On June 25th, the California Supreme Court issued an opinion (Coito v. Superior Court) that settles the question whether witness interviews by an investigator must be revealed during pretrial discovery. To put the opinion in perspective, I’ll use an example from the employment litigation world.
Suppose an EMPLOYEE sues her EMPLOYER claiming that he/she was the victim of sexual harassment by a supervisor. EMPLOYER hires an attorney who, in the course of preparing the EMPLOYER’s defense, hires a private INVESTIGATOR to interview certain co-workers who may have knowledge of facts suggesting the EMPLOYEE is fabricating the claim. The question addressed in the Coito case was whether EMPLOYER’s attorney could be (1) compelled to give up the recorded statement obtained by the INVESTIGATOR; and/or (2) compelled to identify the co-workers that the INVESTIGATOR interviewed.
The Supreme Court held that the recorded statement itself is entitled to at least qualified work product protection. This means that, if EMPLOYER’s attorney establishes that disclosure of the recorded statement would reveal the attorney’s “impressions, conclusions, opinions, or legal research or theories,” EMPLOYER’s attorney cannot be compelled to share the statement. If the EMPLOYER’s attorney cannot make this showing, then the statement is still protected from disclosure unless the EMPLOYEE’s attorney can show he/she will be “unfairly prejudiced” in preparing EMPLOYEE’s claim without having the statement.

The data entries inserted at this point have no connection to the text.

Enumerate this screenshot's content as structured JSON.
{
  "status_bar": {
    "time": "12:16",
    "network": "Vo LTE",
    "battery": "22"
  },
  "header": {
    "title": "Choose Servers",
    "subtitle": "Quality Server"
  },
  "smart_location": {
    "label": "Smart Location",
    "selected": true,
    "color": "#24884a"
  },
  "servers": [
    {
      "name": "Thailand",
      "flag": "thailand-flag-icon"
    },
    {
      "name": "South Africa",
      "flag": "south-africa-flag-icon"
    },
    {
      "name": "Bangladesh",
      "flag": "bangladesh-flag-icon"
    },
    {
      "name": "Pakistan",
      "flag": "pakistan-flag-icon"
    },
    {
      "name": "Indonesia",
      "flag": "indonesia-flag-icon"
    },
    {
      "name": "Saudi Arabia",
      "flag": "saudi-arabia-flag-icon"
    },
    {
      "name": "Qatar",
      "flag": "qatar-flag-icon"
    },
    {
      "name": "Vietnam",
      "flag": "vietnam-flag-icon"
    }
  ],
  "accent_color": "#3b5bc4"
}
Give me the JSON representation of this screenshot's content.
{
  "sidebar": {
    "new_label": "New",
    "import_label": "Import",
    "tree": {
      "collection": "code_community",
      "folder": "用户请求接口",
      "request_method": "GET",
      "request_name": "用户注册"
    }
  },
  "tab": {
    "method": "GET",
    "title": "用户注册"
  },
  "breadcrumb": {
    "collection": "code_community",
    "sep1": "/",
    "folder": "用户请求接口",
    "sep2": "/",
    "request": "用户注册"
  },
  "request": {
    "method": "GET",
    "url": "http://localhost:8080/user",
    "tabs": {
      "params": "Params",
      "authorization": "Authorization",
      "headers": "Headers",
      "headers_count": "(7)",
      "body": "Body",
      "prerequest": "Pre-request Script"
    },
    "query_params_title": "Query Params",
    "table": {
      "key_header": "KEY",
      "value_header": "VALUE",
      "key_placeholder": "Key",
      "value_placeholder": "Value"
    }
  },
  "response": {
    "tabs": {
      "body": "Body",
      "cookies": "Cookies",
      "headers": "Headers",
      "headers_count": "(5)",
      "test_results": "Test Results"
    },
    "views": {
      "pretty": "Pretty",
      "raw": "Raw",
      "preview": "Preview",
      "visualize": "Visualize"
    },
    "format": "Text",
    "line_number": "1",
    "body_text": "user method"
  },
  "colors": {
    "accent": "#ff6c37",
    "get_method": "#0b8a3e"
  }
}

As to the names of witnesses interviewed, the Supreme Court held that this information is only protected if EMPLOYER’s attorney persuades a court that disclosure would reveal the attorney’s tactics, impressions, or evaluation of the case (absolute privilege) or would result in EMPLOYEE’s attorney taking undue advantage of the attorney’s industry or efforts (qualified privilege).